■ **RECORDS PROVIDED**:
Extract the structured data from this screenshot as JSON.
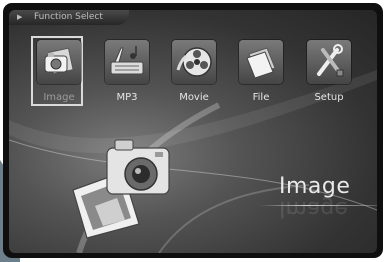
{
  "header": {
    "title": "Function Select"
  },
  "menu": [
    {
      "id": "image",
      "label": "Image",
      "icon": "image-icon",
      "selected": true
    },
    {
      "id": "mp3",
      "label": "MP3",
      "icon": "music-icon",
      "selected": false
    },
    {
      "id": "movie",
      "label": "Movie",
      "icon": "film-reel-icon",
      "selected": false
    },
    {
      "id": "file",
      "label": "File",
      "icon": "file-icon",
      "selected": false
    },
    {
      "id": "setup",
      "label": "Setup",
      "icon": "tools-icon",
      "selected": false
    }
  ],
  "main": {
    "current_mode": "Image"
  },
  "colors": {
    "background": "#3a3a3a",
    "selection_frame": "#dadada",
    "text": "#e6e6e6"
  }
}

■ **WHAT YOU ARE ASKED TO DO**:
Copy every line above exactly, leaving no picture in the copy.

■ **SOLUTION**:
Extract the structured data from this screenshot as JSON.
{
  "header": {
    "title": "Function Select"
  },
  "menu": [
    {
      "id": "image",
      "label": "Image",
      "icon": "image-icon",
      "selected": true
    },
    {
      "id": "mp3",
      "label": "MP3",
      "icon": "music-icon",
      "selected": false
    },
    {
      "id": "movie",
      "label": "Movie",
      "icon": "film-reel-icon",
      "selected": false
    },
    {
      "id": "file",
      "label": "File",
      "icon": "file-icon",
      "selected": false
    },
    {
      "id": "setup",
      "label": "Setup",
      "icon": "tools-icon",
      "selected": false
    }
  ],
  "main": {
    "current_mode": "Image"
  },
  "colors": {
    "background": "#3a3a3a",
    "selection_frame": "#dadada",
    "text": "#e6e6e6"
  }
}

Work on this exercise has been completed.